> [AVAILABLE RECORDS]
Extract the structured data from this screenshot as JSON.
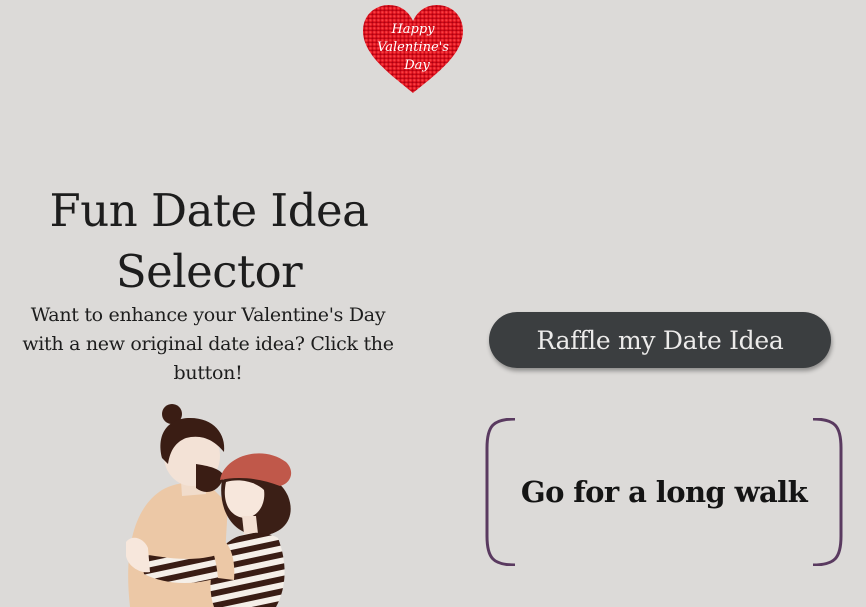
{
  "header": {
    "logo_text_line1": "Happy",
    "logo_text_line2": "Valentine's",
    "logo_text_line3": "Day",
    "logo_color": "#e0121f"
  },
  "intro": {
    "title": "Fun Date Idea Selector",
    "description": "Want to enhance your Valentine's Day with a new original date idea? Click the button!"
  },
  "illustration": {
    "name": "couple-hugging-illustration"
  },
  "actions": {
    "raffle_label": "Raffle my Date Idea"
  },
  "result": {
    "idea": "Go for a long walk",
    "border_color": "#5a3a60"
  }
}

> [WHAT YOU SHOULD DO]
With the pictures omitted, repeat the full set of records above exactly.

> [EXPECTED ANSWER]
Extract the structured data from this screenshot as JSON.
{
  "header": {
    "logo_text_line1": "Happy",
    "logo_text_line2": "Valentine's",
    "logo_text_line3": "Day",
    "logo_color": "#e0121f"
  },
  "intro": {
    "title": "Fun Date Idea Selector",
    "description": "Want to enhance your Valentine's Day with a new original date idea? Click the button!"
  },
  "illustration": {
    "name": "couple-hugging-illustration"
  },
  "actions": {
    "raffle_label": "Raffle my Date Idea"
  },
  "result": {
    "idea": "Go for a long walk",
    "border_color": "#5a3a60"
  }
}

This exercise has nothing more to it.